After taking about 6-hour worth of instructions and a little bit of self-study, I passed my golf theory exam and fulfilled the requirements to get the NGF-Golfbaanpermissie, a permit that gives me access the the Golf.nl platform and various golf courses in the country, and allows me to start doing qualifying rounds to get my handicap.


Studying for the Theory Exam

Here in the Netherlands, passing a theory exam is a requirement to start playing golf somewhat seriously. The exam makes sure that you know enough of the golf’s basic regulations and etiquettes.

NGF, the Dutch golf federation, provides various free (and paid, if you prefer to have them in printed forms) resources for studying for the exam on the Golf.nl website. These resources are tailored for beginners, and contain all you need to know to be able to pass the exam.
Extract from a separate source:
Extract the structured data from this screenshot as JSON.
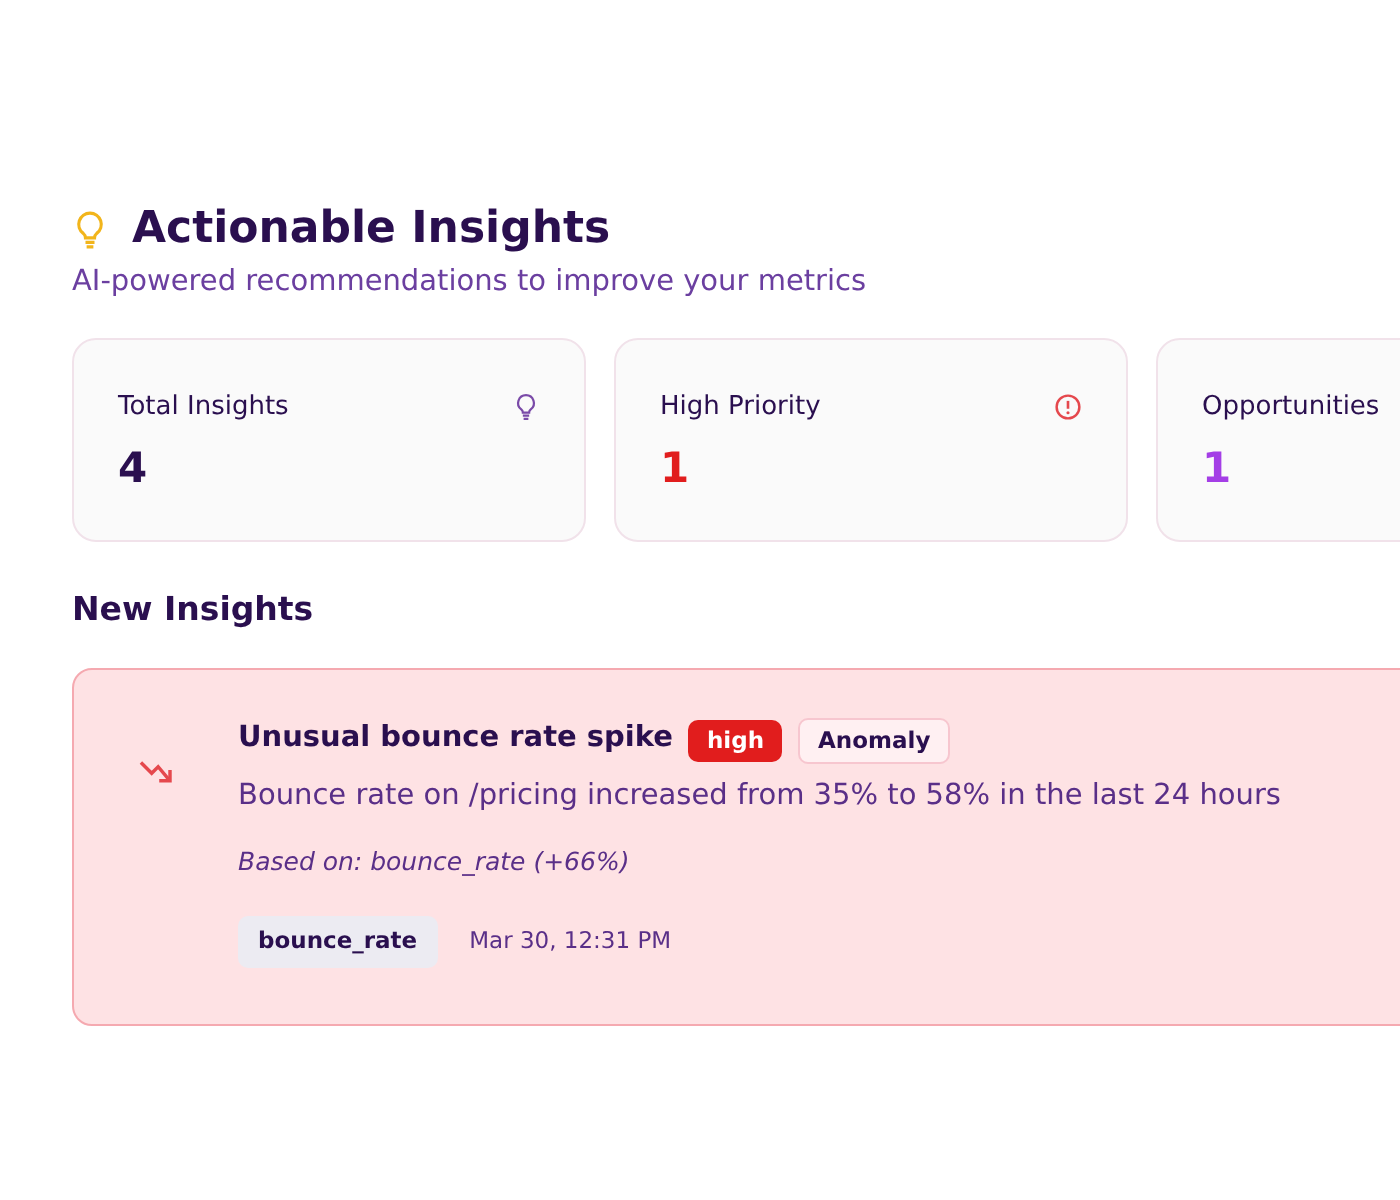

While the exam itself is available in English (as well as German), the study resources are unfortunately only available in Dutch as of 2021. Learning from English resources published by English-speaking countries like the UK or the US is a possibility—the rules and etiquettes of golf are the same internationally, but you might end up learning a lot of other topics that might never be asked on the exam.

(If you know Dutch at an A2-level or higher, I would recommend learning and doing the exam in Dutch to avoid all the hassles. If you’re unsure whether or not your Dutch is good enough, you can test yourself by doing the practice exams on the Golf.nl website.)

The biggest problem I encountered when preparing myself for the exam is that a lot of online resources contained outdated information. The golf rules are updated periodically and so is the exam. You might get a lot of the questions about regulations wrong if you studied the old rules! Beware that some websites actually still contain outdated information despite claiming that they have updated their articles to conform to the latest version of the regulations.

The exam itself was (fortunately) much easier than I expected. If you’ve done the practice exams available at the Golf.nl website and managed to pass them at least 2-3 times, I’m sure you won’t have any difficulties passing the actual exam.

What’s Next?

Doing a qualifying round and getting a handicap of 54 or lower is my next goal, after procuring all the necessary equipments. The instructor at the course has helped me choose a golf set suitable for me, given what he observed during the lessons. He recommended me a Strata full-set for men with graphite shafts.


AmountPurpose
Total€907.22lessons, books, balls, a half-set, clothing, and (training) accessories
Spending up to 2 May 2021

Hello world!

It’s 2021 and with all these COVID lockdowns still going strong, I’ve decided to start blogging again. It’s been a long while since I last did this and my writing skills are at their all-time lows, so I expect this to be somewhat challenging. I will, however, try to write posts semi-regularly and publish them without waiting for them to be “perfect”. If I manage to publish at least 35 posts by the end of this year, I will consider it a success.

If I have the time as well as the motivation, I will at some point also import the old posts from my old blogs. They are safely preserved in my archive, but getting rid of all the spams from all those years of neglect will take me some time.

Wish me luck! 😉